What to do when things go wrong?
By mForce Chief Executive Officer Nick Beaugeard, As featured in CRN
As a partner, it's a huge responsibility to take on a new ISV product to sell to your customers. It would be best if you were sure that it meets your customers' needs and doesn't impact your customers' satisfaction when things go wrong.
ISVs are sometimes not quite aware of what goes on in partner-land when software goes wrong. Partners can get some interesting calls from the customer. They are technical, act for many customers and commonly demand (and deserve) priority support.
Having worked as an ISV and a partner (and for a time, both), I'm keenly aware of the pain when things go wrong. Here are the top 5 items from experience; as an ISV, you should do to make sure your partners have the best experience in the worst of times.
Be honest, quickly
I'm going to assume you know before your customers when something has gone wrong, but I also understand that this is not always the case. If something goes wrong, even if it's someone else's fault, including your cloud platform, for the customer and partner, the buck stops with the ISV.
It would be best if you were super honest, super-fast and communicate widely about your outage, what you know, what you are doing and when you believe you will fix it. There is nothing worse than an ISV who doesn't communicate when things go wrong, except one who obfuscates or tries to put a spin on the message.
The best and most appreciated response is fast, broad and honest. A good example is OVHcloud, when their data centre burned down and their backup data centre was smoke damaged. Their communication was rapid, detailed and very complete. Whilst that example was extreme, I have found that partners and customers, in the main, appreciate honest communication.
There are competing pressures in the world of an ISV, from getting features in the market to answering customer needs, generating revenue, and software quality. The most significant software companies in the world have learned that the most considerable risk is when you compromise software quality.
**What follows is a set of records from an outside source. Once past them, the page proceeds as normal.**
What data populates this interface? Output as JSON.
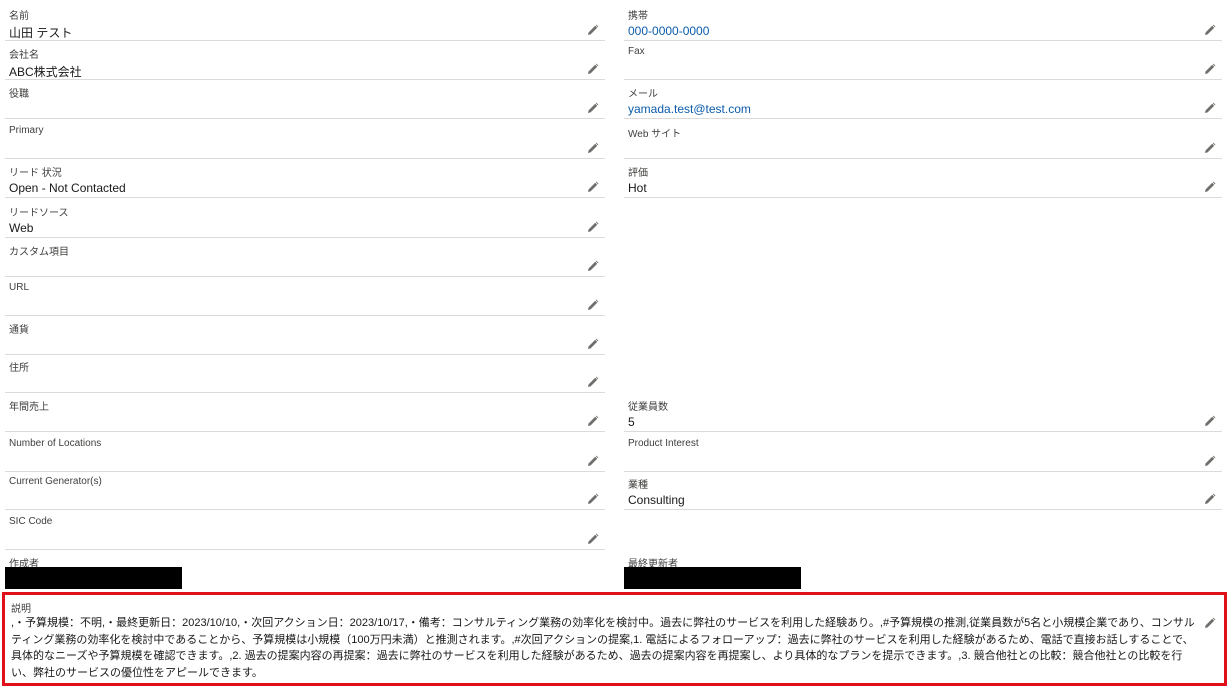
{
  "fields": {
    "name": {
      "label": "名前",
      "value": "山田 テスト"
    },
    "mobile": {
      "label": "携帯",
      "value": "000-0000-0000"
    },
    "company": {
      "label": "会社名",
      "value": "ABC株式会社"
    },
    "fax": {
      "label": "Fax",
      "value": ""
    },
    "title": {
      "label": "役職",
      "value": ""
    },
    "email": {
      "label": "メール",
      "value": "yamada.test@test.com"
    },
    "primary": {
      "label": "Primary",
      "value": ""
    },
    "website": {
      "label": "Web サイト",
      "value": ""
    },
    "lead_status": {
      "label": "リード 状況",
      "value": "Open - Not Contacted"
    },
    "rating": {
      "label": "評価",
      "value": "Hot"
    },
    "lead_source": {
      "label": "リードソース",
      "value": "Web"
    },
    "custom_field": {
      "label": "カスタム項目",
      "value": ""
    },
    "url": {
      "label": "URL",
      "value": ""
    },
    "currency": {
      "label": "通貨",
      "value": ""
    },
    "address": {
      "label": "住所",
      "value": ""
    },
    "annual_revenue": {
      "label": "年間売上",
      "value": ""
    },
    "employees": {
      "label": "従業員数",
      "value": "5"
    },
    "num_locations": {
      "label": "Number of Locations",
      "value": ""
    },
    "product_interest": {
      "label": "Product Interest",
      "value": ""
    },
    "current_generators": {
      "label": "Current Generator(s)",
      "value": ""
    },
    "industry": {
      "label": "業種",
      "value": "Consulting"
    },
    "sic_code": {
      "label": "SIC Code",
      "value": ""
    },
    "created_by": {
      "label": "作成者"
    },
    "last_modified_by": {
      "label": "最終更新者"
    }
  },
  "description": {
    "label": "説明",
    "value": ",・予算規模：不明,・最終更新日：2023/10/10,・次回アクション日：2023/10/17,・備考：コンサルティング業務の効率化を検討中。過去に弊社のサービスを利用した経験あり。,#予算規模の推測,従業員数が5名と小規模企業であり、コンサルティング業務の効率化を検討中であることから、予算規模は小規模（100万円未満）と推測されます。,#次回アクションの提案,1. 電話によるフォローアップ：過去に弊社のサービスを利用した経験があるため、電話で直接お話しすることで、具体的なニーズや予算規模を確認できます。,2. 過去の提案内容の再提案：過去に弊社のサービスを利用した経験があるため、過去の提案内容を再提案し、より具体的なプランを提示できます。,3. 競合他社との比較：競合他社との比較を行い、弊社のサービスの優位性をアピールできます。"
  },
  "colors": {
    "link": "#0b5cab",
    "highlight_border": "#e0101b",
    "divider": "#dddbda"
  },
  "icons": {
    "edit": "pencil-icon"
  }
}
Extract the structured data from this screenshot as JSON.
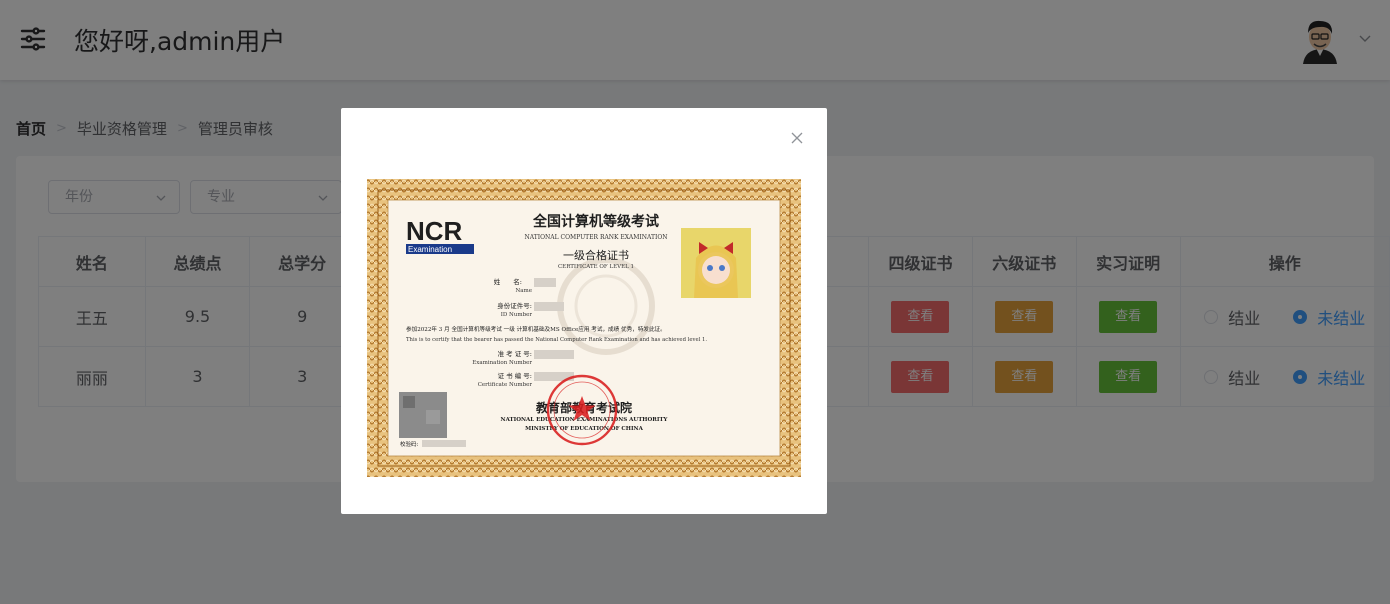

Here in Australia, I'm constantly surprised by the back seat that testing seems to take to most development projects. Being used to a 30 percent marketing, 30 percent development and 30 percent test split from product teams in the US, it is even challenging to recruit test resource in this country.
Software quality is critical, however. In business to consumer software, customers run away and never come back from buggy software. Similarly, in business-to-business software sold through a partner, you can cause no end of pain with a poor-quality release, causing an increase in cost to the partner, decreased customer satisfaction and even lawsuits.
Never test production
Whilst test is essential, the right type of test is critical. In the world of heavily integrated SaaS platforms, development staff mustn't test against real connections. I have heard of a test case deleting many records in another system. This occurred because a developer had modified a test case to perform an administration task and had never put it back.
Use a methodology for quality and discipline
Software development is complex and has a bunch of competing pressures. To reduce the number of people errors, using a documented method helps. If you're interested, I have an open-source one at https://nickbeau.github.io/ReleasedMethod/, a culmination of what I have learned running teams and writing software. Feel free to amend and contribute!
Keep the partner at the centre
Partners help you scale to many customers, so they are a vast support cost-saving if done correctly. That's why partners often get priority support. In addition, partners are keen for your software to work with the customer and commonly share revenue or margin, so you are all on the same team.
Giving partners more communication than less.
Warning them of upcoming changes and releases.
Giving them priority support.
Opening that communication channel as wide as possible.
As well as a great route to market, they are commonly the source of the best product ideas.
As you can see, quality and discipline are key. Still, it needs to be performed in addition to excellent and honest communication. That way, the partner relationship can grow, and it benefits both parties.